To say the least, we've got a lot of options. Also, there are some things that are hard to credit based on what we have seen so far, such as Balester posting an ERA under 5. Basically, going forward, one would expect on this basis to open the season with a rotation of:

Lannan, Marquis, Olsen, JD Martin and Mock.

Next man off the cab rank would be Martis, or maybe Chico. What will happen when Wang is fit is anyone's guess.

Of course, player options are going to play a part in the final outcome. And spring training will render these statistics more or less believable. After all, they are projections, not predictions.

3 comments:

Smitty said...

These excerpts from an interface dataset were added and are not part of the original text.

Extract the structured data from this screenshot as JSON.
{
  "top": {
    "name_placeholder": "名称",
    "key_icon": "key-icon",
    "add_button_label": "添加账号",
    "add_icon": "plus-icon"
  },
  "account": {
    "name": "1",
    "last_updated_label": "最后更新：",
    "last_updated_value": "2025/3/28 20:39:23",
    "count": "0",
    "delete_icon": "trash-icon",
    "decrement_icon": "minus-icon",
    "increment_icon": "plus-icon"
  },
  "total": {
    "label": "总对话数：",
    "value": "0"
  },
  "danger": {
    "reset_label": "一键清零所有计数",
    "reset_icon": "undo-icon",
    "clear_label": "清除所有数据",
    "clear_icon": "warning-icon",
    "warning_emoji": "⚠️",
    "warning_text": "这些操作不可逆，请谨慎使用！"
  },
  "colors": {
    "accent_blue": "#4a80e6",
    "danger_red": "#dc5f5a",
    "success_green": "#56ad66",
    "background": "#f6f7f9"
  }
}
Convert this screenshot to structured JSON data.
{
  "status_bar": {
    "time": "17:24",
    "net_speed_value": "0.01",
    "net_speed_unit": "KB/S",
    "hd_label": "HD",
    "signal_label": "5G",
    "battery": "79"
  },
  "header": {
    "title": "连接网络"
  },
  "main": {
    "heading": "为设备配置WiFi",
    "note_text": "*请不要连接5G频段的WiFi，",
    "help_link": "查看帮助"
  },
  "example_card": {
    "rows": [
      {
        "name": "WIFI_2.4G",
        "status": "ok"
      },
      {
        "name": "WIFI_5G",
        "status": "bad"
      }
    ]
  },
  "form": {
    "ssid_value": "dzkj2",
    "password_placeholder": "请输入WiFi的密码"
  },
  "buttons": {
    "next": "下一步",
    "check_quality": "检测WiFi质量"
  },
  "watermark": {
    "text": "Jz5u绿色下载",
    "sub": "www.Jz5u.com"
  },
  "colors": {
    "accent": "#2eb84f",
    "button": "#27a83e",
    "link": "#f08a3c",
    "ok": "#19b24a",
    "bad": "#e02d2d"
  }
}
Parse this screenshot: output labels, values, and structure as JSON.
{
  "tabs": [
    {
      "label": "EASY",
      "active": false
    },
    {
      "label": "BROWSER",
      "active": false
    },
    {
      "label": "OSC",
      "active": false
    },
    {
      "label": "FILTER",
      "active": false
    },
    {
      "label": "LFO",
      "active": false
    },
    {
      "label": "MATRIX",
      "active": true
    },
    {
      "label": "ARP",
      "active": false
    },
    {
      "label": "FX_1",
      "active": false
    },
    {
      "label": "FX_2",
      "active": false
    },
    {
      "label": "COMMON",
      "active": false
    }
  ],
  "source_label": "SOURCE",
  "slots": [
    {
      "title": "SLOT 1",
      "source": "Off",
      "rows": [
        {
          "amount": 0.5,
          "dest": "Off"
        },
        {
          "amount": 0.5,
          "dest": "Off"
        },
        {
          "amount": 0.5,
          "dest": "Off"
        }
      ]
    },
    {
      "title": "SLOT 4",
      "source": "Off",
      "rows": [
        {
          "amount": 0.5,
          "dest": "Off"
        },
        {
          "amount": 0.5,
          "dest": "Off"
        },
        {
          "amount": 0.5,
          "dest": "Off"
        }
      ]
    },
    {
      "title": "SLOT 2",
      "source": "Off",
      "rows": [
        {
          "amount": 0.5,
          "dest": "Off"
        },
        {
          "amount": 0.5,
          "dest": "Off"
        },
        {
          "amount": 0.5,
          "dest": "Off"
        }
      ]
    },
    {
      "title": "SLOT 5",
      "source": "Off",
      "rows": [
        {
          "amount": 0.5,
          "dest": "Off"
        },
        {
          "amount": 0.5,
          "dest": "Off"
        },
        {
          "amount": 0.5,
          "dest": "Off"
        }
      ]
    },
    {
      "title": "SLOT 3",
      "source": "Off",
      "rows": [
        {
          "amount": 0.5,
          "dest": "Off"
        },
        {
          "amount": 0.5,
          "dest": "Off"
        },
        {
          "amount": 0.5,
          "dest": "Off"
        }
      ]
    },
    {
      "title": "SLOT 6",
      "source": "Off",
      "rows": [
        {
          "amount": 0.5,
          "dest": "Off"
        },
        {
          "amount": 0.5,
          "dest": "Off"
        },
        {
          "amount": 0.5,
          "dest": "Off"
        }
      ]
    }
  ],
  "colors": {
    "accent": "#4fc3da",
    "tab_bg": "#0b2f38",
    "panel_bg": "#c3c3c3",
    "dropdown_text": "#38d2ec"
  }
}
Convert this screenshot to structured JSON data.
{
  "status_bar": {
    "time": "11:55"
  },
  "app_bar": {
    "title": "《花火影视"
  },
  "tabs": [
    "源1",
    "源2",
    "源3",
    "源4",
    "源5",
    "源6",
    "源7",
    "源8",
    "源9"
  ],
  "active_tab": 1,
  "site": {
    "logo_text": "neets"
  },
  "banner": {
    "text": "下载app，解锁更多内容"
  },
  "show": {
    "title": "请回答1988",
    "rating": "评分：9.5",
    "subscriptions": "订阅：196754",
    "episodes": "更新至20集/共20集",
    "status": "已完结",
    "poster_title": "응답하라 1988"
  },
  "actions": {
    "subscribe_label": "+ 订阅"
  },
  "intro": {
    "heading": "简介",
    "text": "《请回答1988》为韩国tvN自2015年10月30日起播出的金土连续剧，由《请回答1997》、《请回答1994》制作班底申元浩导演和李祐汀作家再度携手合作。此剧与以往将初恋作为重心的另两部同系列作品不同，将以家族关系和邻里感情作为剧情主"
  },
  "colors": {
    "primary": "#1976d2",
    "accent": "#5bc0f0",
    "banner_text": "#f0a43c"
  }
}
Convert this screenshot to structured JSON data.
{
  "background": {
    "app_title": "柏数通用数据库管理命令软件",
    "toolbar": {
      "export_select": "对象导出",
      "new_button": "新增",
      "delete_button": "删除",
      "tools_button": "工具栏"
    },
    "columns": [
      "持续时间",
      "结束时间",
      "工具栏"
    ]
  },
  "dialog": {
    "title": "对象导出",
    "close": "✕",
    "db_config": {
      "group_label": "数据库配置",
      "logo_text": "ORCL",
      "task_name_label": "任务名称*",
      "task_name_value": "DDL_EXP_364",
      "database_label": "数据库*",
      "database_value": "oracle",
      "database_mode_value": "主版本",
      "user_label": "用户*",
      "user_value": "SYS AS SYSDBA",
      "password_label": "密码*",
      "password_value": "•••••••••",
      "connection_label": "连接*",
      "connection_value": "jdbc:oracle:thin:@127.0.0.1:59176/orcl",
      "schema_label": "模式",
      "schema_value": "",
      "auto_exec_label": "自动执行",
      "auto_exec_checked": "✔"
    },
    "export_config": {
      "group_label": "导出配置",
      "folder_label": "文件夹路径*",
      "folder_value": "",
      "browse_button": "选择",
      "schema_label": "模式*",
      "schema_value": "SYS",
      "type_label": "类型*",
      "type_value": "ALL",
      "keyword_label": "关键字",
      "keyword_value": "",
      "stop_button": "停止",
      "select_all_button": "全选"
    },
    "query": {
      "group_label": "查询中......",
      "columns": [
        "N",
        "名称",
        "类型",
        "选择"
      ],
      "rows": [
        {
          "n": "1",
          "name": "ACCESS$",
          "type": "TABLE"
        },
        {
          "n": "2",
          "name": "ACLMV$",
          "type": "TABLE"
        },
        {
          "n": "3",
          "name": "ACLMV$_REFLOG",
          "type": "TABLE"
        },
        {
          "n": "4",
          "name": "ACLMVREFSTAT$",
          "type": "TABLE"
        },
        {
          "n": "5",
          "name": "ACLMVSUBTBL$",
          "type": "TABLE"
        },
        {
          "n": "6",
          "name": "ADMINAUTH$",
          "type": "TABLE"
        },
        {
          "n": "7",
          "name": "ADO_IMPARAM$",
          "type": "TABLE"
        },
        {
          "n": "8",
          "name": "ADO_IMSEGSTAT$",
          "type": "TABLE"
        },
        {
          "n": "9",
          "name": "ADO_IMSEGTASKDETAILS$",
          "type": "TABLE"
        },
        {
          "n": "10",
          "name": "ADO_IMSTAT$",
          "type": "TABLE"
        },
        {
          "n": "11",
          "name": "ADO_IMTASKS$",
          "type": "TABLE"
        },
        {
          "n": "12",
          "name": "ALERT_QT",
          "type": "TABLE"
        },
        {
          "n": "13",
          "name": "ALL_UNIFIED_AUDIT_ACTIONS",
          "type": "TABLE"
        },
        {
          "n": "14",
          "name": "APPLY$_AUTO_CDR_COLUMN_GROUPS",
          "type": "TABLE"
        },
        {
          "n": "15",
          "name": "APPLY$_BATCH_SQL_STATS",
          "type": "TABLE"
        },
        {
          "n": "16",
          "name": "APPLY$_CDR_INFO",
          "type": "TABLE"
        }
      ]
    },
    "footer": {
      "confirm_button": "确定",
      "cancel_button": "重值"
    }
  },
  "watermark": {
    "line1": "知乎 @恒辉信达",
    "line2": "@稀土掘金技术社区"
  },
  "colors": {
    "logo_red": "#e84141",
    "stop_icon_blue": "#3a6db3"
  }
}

I've looked at FIP a little. In theory it seems valid but under some scrutiny, it seems to have holes. Maybe I'm clueless and just don't "get it", but is it strikeout centric? By eliminating the fielding component you denigrate groundball/pitch to contact guys like Lannan or Randy Jones (2 examples that pop into my head). Guys who strike out a paltry amount of batters (Lannan 4.6/9ip; Jones 3.3) and hence, Lannan's FIP has been much higher than his ERA.

I see the logic in that a pitcher has "control" over the strikeout and trying to measure a pitcher's ability independent of others. But doesn't he also have "control" over making the batter swing at marginal pitches and getting ground balls or popups? It seems FIP ignores that aspect. Is there anything that does?

Warning - I tried doing the DIERA thing but lacked the wherewithal to do the league stats. Found your site via Chris at CapPun.

Harper said...

If the Nats got a full season of FIP equal ERA from the guys you pencilled in the ERA would be somewhere in, what? the 4.50 range? Sad thing is that would still be a half-run improvement from the starters last year.

Lannan is a magic man, Smitty. Don't try to comprehend him.

Paul Brewer said...

Smitty, I used FIP because
a) it is easy to calculate; and
b) it is pretty good at predicting ERA.

You're absolutely right about the absence of the fielding component, and a better alternative would be to do as I did with Wang, and make some projection of the batted-ball results. However, that would have taken me a lot longer.

By showing both the ERA and the FIP projections, I hope that readers can look at someone like Lannan and get an idea of what can be expected. He's an above-average pitcher, but he's probably not quite the ideal #1 guy for a rotation.

DIERA is designed for historical purposes, and really is a work in progress at the moment.